This means we must increase the current workforce of approximately 230,000 by almost 50% within the next four years, while the BLS actually projects a shrinkage of the current workforce of roughly 12,000 per year. This is a monumental task – and we’re way behind in moving the needle!
It’s easy to see that if we don’t make some drastic changes very soon, our workforce will shrink to less than 210,000 by 2022 — a net loss of 20,000. With a need for 330,000 workers in our industry, more than 36% of these jobs would be unfilled!
What Can We Do About It?
We’ve been talking about the importance of raising awareness and attracting bright kids to our industry for more than 30 years. While we have done some things to market our industry, the brutal facts above tell us it’s not working. Of course, we need to continue this valiant effort, but by itself it will not change the perception that the trades are where less bright kids end up. It’s hard to say it out loud, but this bias is alive and well in our secondary schools today.

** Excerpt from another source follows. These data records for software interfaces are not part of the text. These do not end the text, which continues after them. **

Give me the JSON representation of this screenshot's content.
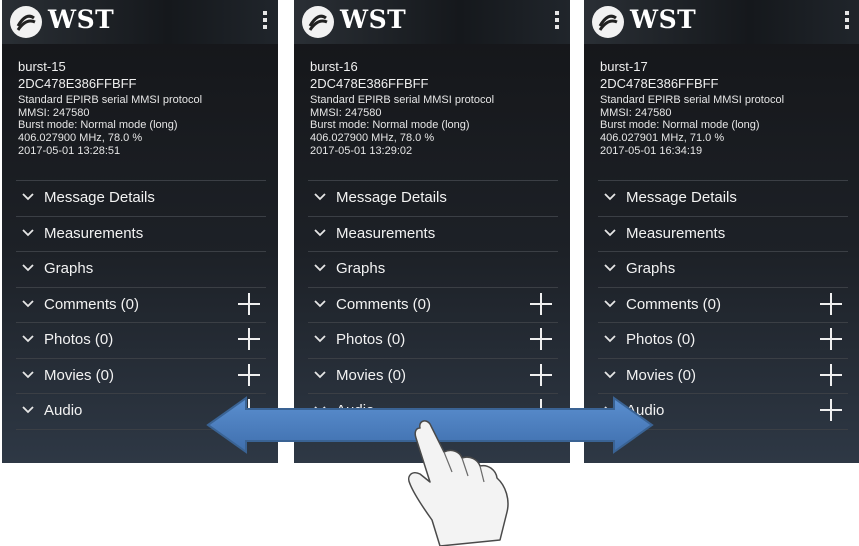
{
  "app": {
    "title": "WST"
  },
  "phones": [
    {
      "burst": "burst-15",
      "hex": "2DC478E386FFBFF",
      "protocol": "Standard EPIRB serial MMSI protocol",
      "mmsi": "MMSI: 247580",
      "mode": "Burst mode: Normal mode (long)",
      "freq": "406.027900 MHz, 78.0 %",
      "date": "2017-05-01 13:28:51",
      "sections": [
        "Message Details",
        "Measurements",
        "Graphs",
        "Comments (0)",
        "Photos (0)",
        "Movies (0)",
        "Audio"
      ]
    },
    {
      "burst": "burst-16",
      "hex": "2DC478E386FFBFF",
      "protocol": "Standard EPIRB serial MMSI protocol",
      "mmsi": "MMSI: 247580",
      "mode": "Burst mode: Normal mode (long)",
      "freq": "406.027900 MHz, 78.0 %",
      "date": "2017-05-01 13:29:02",
      "sections": [
        "Message Details",
        "Measurements",
        "Graphs",
        "Comments (0)",
        "Photos (0)",
        "Movies (0)",
        "Audio"
      ]
    },
    {
      "burst": "burst-17",
      "hex": "2DC478E386FFBFF",
      "protocol": "Standard EPIRB serial MMSI protocol",
      "mmsi": "MMSI: 247580",
      "mode": "Burst mode: Normal mode (long)",
      "freq": "406.027901 MHz, 71.0 %",
      "date": "2017-05-01 16:34:19",
      "sections": [
        "Message Details",
        "Measurements",
        "Graphs",
        "Comments (0)",
        "Photos (0)",
        "Movies (0)",
        "Audio"
      ]
    }
  ],
  "colors": {
    "arrow": "#4f81bd",
    "arrow_border": "#3a6394",
    "screen_bg": "#1a1d22"
  },
  "icons": {
    "logo": "wst-logo-icon",
    "menu": "overflow-menu-icon",
    "chevron": "chevron-down-icon",
    "add": "plus-icon",
    "gesture": "swipe-hand-icon"
  }
}
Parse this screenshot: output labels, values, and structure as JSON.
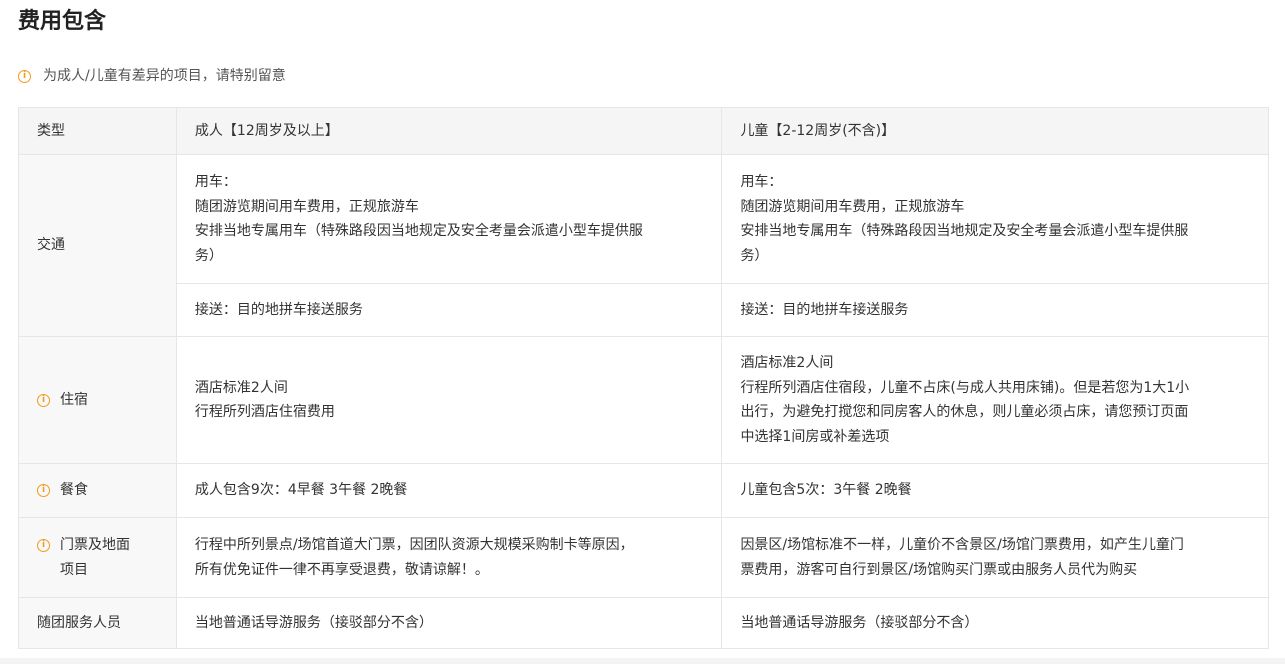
{
  "section": {
    "title": "费用包含",
    "note": "为成人/儿童有差异的项目，请特别留意"
  },
  "table": {
    "headers": {
      "type": "类型",
      "adult": "成人【12周岁及以上】",
      "child": "儿童【2-12周岁(不含)】"
    },
    "rows": {
      "transport": {
        "type": "交通",
        "car": {
          "adult": [
            "用车：",
            "随团游览期间用车费用，正规旅游车",
            "安排当地专属用车（特殊路段因当地规定及安全考量会派遣小型车提供服",
            "务）"
          ],
          "child": [
            "用车：",
            "随团游览期间用车费用，正规旅游车",
            "安排当地专属用车（特殊路段因当地规定及安全考量会派遣小型车提供服",
            "务）"
          ]
        },
        "pickup": {
          "adult": "接送：目的地拼车接送服务",
          "child": "接送：目的地拼车接送服务"
        }
      },
      "hotel": {
        "type": "住宿",
        "adult": [
          "酒店标准2人间",
          "行程所列酒店住宿费用"
        ],
        "child": [
          "酒店标准2人间",
          "行程所列酒店住宿段，儿童不占床(与成人共用床铺)。但是若您为1大1小",
          "出行，为避免打搅您和同房客人的休息，则儿童必须占床，请您预订页面",
          "中选择1间房或补差选项"
        ]
      },
      "meals": {
        "type": "餐食",
        "adult": "成人包含9次：4早餐 3午餐 2晚餐",
        "child": "儿童包含5次：3午餐 2晚餐"
      },
      "tickets": {
        "type": [
          "门票及地面",
          "项目"
        ],
        "adult": [
          "行程中所列景点/场馆首道大门票，因团队资源大规模采购制卡等原因，",
          "所有优免证件一律不再享受退费，敬请谅解！。"
        ],
        "child": [
          "因景区/场馆标准不一样，儿童价不含景区/场馆门票费用，如产生儿童门",
          "票费用，游客可自行到景区/场馆购买门票或由服务人员代为购买"
        ]
      },
      "guide": {
        "type": "随团服务人员",
        "adult": "当地普通话导游服务（接驳部分不含）",
        "child": "当地普通话导游服务（接驳部分不含）"
      }
    }
  },
  "colors": {
    "accent": "#f29b1e",
    "border": "#e6e6e6",
    "header_bg": "#f5f5f5"
  },
  "icons": {
    "info": "info-circle-icon"
  }
}
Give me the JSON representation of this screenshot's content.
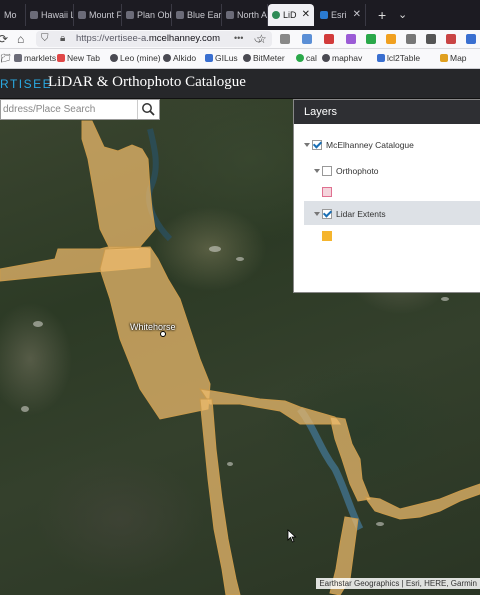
{
  "browser": {
    "tabs": [
      {
        "label": "Mo",
        "active": false
      },
      {
        "label": "Hawaii Lo",
        "active": false
      },
      {
        "label": "Mount F",
        "active": false
      },
      {
        "label": "Plan Obli",
        "active": false
      },
      {
        "label": "Blue Earth",
        "active": false
      },
      {
        "label": "North Am",
        "active": false
      },
      {
        "label": "LiD",
        "active": true
      },
      {
        "label": "Esri",
        "active": false
      }
    ],
    "url_prefix": "https://vertisee-a.",
    "url_domain": "mcelhanney.com",
    "bookmarks": [
      {
        "label": "marklets",
        "color": "#6b6b78"
      },
      {
        "label": "New Tab",
        "color": "#e04848"
      },
      {
        "label": "Leo (mine)",
        "color": "#4a4a52"
      },
      {
        "label": "Alkido",
        "color": "#4a4a52"
      },
      {
        "label": "GILus",
        "color": "#3a6fd0"
      },
      {
        "label": "BitMeter",
        "color": "#4a4a52"
      },
      {
        "label": "cal",
        "color": "#2aa84a"
      },
      {
        "label": "maphav",
        "color": "#4a4a52"
      },
      {
        "label": "lcl2Table",
        "color": "#3a6fd0"
      },
      {
        "label": "Map",
        "color": "#e0a020"
      }
    ]
  },
  "app": {
    "brand": "RTISEE",
    "title": "LiDAR & Orthophoto Catalogue"
  },
  "search": {
    "placeholder": "ddress/Place Search"
  },
  "map": {
    "city_label": "Whitehorse",
    "attribution": "Earthstar Geographics | Esri, HERE, Garmin",
    "extent_color": "#f0bc6e"
  },
  "layers": {
    "title": "Layers",
    "group": {
      "label": "McElhanney Catalogue",
      "checked": true
    },
    "items": [
      {
        "label": "Orthophoto",
        "checked": false,
        "swatch_color": "#f4d4dc",
        "swatch_border": "#e07090"
      },
      {
        "label": "Lidar Extents",
        "checked": true,
        "swatch_color": "#f5b52e",
        "swatch_border": "#f5b52e"
      }
    ]
  }
}
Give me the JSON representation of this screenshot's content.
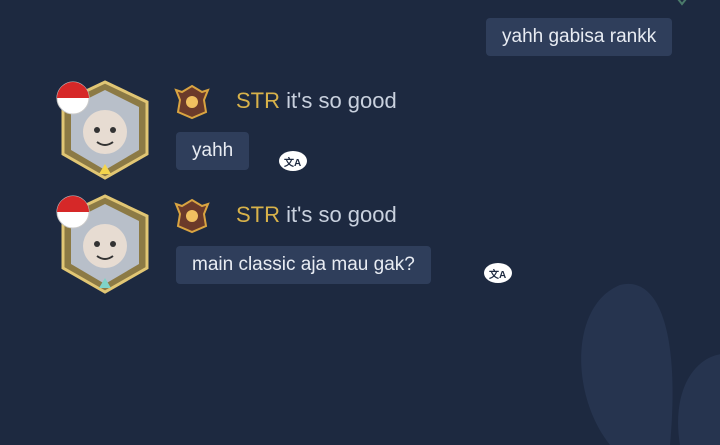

Our industry must do a better job of educating young minds with facts and figures about how they can reach higher incomes more quickly than many of their undergraduate counterparts. We need to show them that we rival other industries, including our role in IOT (Internet of Things), smart homes and buildings, cloud-based monitoring and controls, and so much more.
Trade schools must step up their game as well. The current paradigm isn’t working. What if they created innovative school/work programs where students can take a 30-day fast-track prep program to get them into the workforce at a beginner level? These students could be placed with contracting companies who desperately need workers to perform maintenance, for example. As they progress, and hit certain milestones, they can move up based on their desired path, aptitude, and skills. For instance, those with the best customer and diagnostic skills — could upgrade themselves towards service and repair work. Those with good customer and mechanical skills, including brazing, equipment installation, sheet metal, etc. — could move towards installation work.
A Small-Scale Alternative with Big Potential
One available option, but still on a very small scale, are fast-track, two- to four-week technician skills programs. These classes began as a new way to quickly bring potential employees with good customer skills and mechanical aptitude into a company. A number of contractors began embracing a “We’ll build our own techs the right way,” mantra and send new hires to these programs — some for more than 25 years.
One of the oldest programs I’m familiar with, is the Ultimate Technical Academy (UTA) in Little Rock, Arkansas. While some programs have opened and folded, several like UTA, Lennox’s BuildATech® program, and others have endured the test of time. We are seeing these types of organizations pop up in other states including Texas, Nevada, and Arizona. Tuition typically runs from $1,500 to $3,000/week per student for a two to four-week class.
Many contractors speak highly of this approach and claim to have started some of their best field people through these programs. They often cite one of the benefits as avoiding hiring technicians who might have a lot of baggage and bad habits developed in previous jobs.
Are these programs a substitute for vocational training and advanced HVAC colleges? Of course not. But they’re a great way to test a new paradigm that could be scaled up in the trade schools. This approach can, without a doubt, bring more people into the work force faster, and make them productive for employers as quickly as possible. It’s imperative to continue training and education once you bring a green technician into your company.
So Where Do You Go From Here?
Start exploring these programs. More importantly, start asking for them from your local trade schools. They have everything in place to offer this approach — they just
need to modify the first few weeks for a new class coming into their programs. They could call it their kick-start or fast-track program. They could market the benefits of these new programs to young people coming out of high school, and existing workforce from other professions who want to retrain and become part of our vibrant and growing industry.